There has also been a surge in public-private partnerships between city governments and local non-profit organizations, allowing communities to leverage the power of independent philanthropy to address food-insecurity. World Central Kitchen, a non-profit organization founded in 2010 by chef José Andrés, has pivoted its focus from natural disaster hunger relief to providing individually packaged meals to people affected by COVID-19, while simultaneously offering job opportunities to restaurant workers displaced by the pandemic. Fruistitute, Food Forward and artist Julia Sherman have launched a campaign to help people access fresh produce by organizing a socially distanced fruit swap in Los Angeles. Similarly, Miami-Dade county has partnered with The Adrienne Arsht-Rockefeller Foundation Resilience Center to develop the first ever community resilience pod–a shipping container that distributes food boxes while continuing to teach the local community about important issues such as climate change and its consequences. Communities and cities are not only restructuring their hunger prevention programs to comply with pandemic-era guidelines, but are also using this unprecedented moment as an opportunity to create sustainable solutions to address food-insecurity. This commitment to sustainability and long-term resilience is critical for local leaders in order to address food insecurity at its root beyond the pandemic.
It is easy to understand how health outcomes are entangled with other systems in theory, but it wasn’t until this pandemic forced us to critically reevaluate the efficacy of our existing institutions that we saw how deep and complex this network truly is. The issue of food insecurity is not that certain people are not getting enough to eat–there are larger forces at play that create inequitable outcomes for vulnerable populations. Food insecurity is really a consequence of economic insecurity, as seen with the unique challenges faced by low-income seniors and families during COVID-19. As we stand on the brink of change, tasked with finally curbing a global pandemic and cleaning up after the mess it will leave behind, it is important to understand the implication of core social, political and economic pillars on every health outcome.
*Editor’s Note: Isha is a sophomore at the University of Maryland-College Park, serving as CityHealth’s fall intern.

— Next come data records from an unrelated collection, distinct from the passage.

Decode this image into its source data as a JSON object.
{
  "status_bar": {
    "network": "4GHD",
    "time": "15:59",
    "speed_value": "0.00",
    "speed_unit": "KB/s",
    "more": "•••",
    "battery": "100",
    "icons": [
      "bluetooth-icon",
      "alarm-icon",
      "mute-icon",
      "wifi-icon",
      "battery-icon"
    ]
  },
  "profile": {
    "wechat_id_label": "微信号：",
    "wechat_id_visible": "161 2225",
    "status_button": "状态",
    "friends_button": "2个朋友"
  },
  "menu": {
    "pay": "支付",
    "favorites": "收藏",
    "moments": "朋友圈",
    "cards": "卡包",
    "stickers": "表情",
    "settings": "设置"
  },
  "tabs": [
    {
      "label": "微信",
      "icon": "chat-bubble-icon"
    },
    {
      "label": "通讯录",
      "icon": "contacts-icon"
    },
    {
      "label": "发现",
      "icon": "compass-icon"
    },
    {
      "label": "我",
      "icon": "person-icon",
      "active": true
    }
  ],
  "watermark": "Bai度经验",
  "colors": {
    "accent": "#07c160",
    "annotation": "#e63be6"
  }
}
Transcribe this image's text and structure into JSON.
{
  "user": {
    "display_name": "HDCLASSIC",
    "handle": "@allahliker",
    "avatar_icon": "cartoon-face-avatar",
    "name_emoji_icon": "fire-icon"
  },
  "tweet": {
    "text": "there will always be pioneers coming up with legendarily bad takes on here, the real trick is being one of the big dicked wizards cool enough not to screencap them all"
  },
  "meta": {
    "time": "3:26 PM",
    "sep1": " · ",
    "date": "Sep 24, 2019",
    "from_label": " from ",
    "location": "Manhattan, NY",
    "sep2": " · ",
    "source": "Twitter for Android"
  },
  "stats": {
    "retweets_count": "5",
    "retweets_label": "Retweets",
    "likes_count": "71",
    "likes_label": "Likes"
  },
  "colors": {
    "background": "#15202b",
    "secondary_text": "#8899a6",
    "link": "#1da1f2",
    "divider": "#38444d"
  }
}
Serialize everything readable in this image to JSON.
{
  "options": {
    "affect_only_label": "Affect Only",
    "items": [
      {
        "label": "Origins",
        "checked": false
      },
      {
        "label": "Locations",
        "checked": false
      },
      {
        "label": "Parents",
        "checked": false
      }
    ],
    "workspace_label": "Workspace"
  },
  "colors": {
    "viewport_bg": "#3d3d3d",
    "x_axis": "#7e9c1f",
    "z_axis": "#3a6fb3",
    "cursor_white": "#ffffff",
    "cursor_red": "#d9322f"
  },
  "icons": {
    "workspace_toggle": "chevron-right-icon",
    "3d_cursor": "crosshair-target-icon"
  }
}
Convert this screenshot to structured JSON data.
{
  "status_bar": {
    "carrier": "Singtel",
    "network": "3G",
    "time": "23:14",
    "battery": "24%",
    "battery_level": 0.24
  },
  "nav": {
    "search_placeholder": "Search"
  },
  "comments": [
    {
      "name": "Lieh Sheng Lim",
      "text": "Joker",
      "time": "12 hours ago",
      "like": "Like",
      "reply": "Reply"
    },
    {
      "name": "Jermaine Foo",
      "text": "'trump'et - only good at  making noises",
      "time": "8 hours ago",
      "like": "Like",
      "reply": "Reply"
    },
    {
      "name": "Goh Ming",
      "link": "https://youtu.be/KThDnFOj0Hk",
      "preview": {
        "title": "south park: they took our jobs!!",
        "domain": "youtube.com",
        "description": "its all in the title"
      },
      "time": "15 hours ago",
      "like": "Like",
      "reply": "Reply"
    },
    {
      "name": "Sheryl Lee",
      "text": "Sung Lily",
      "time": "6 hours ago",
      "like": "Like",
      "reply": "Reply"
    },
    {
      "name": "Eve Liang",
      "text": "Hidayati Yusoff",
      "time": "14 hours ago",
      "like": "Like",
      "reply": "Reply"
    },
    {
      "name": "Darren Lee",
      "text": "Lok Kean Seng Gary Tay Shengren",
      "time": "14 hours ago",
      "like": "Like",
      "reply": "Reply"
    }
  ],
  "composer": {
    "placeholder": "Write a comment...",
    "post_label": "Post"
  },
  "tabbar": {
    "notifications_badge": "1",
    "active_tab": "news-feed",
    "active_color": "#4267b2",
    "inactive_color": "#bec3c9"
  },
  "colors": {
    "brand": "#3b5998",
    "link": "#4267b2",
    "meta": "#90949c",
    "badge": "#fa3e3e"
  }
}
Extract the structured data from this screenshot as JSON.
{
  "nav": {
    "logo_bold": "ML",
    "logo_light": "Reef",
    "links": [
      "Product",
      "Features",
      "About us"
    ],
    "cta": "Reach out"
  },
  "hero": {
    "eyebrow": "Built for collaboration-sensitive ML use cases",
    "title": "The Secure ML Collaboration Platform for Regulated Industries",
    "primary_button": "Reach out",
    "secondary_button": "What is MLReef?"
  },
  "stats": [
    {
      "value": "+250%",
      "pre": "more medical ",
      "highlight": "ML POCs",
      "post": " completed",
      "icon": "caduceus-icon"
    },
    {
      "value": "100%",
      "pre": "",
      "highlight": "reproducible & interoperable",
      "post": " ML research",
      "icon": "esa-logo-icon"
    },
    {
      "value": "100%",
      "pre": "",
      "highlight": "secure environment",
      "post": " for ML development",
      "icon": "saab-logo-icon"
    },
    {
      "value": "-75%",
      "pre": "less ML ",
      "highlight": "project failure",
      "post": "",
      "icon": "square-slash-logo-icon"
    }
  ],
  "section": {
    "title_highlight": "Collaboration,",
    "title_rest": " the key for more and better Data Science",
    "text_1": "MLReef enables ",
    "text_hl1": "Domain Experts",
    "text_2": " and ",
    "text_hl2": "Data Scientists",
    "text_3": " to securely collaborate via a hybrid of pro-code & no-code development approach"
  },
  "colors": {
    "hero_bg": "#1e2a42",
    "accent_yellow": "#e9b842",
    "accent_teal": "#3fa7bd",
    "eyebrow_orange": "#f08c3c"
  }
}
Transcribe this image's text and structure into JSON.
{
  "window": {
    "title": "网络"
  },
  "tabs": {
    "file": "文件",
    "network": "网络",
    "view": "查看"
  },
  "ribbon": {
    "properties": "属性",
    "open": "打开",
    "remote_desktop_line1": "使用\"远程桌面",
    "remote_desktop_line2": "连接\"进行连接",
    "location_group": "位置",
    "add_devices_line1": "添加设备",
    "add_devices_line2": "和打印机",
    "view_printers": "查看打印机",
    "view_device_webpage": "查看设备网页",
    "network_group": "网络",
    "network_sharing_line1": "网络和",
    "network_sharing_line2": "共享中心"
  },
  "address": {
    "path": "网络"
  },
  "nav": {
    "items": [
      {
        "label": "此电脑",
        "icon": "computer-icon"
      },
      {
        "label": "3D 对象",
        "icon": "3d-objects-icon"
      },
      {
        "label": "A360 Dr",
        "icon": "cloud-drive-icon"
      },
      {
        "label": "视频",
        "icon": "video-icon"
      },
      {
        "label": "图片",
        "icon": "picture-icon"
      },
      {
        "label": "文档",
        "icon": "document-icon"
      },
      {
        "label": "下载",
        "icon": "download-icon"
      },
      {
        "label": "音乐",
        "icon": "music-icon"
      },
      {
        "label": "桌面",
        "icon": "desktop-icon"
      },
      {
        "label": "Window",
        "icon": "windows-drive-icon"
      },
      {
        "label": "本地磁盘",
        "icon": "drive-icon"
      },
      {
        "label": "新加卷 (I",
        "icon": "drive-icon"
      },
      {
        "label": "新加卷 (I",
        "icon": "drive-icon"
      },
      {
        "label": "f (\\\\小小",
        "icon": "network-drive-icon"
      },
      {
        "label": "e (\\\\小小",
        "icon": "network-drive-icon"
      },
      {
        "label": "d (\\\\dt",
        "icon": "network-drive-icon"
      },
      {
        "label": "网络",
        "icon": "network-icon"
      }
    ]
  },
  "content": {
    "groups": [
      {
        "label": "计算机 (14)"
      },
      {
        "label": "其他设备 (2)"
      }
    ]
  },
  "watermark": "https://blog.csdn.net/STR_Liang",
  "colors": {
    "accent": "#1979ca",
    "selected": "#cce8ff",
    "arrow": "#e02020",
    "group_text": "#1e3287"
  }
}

This post was developed as part of CityHealth’s commitment to support staff professional development. All posts are reviewed, approved, and endorsed by CityHealth.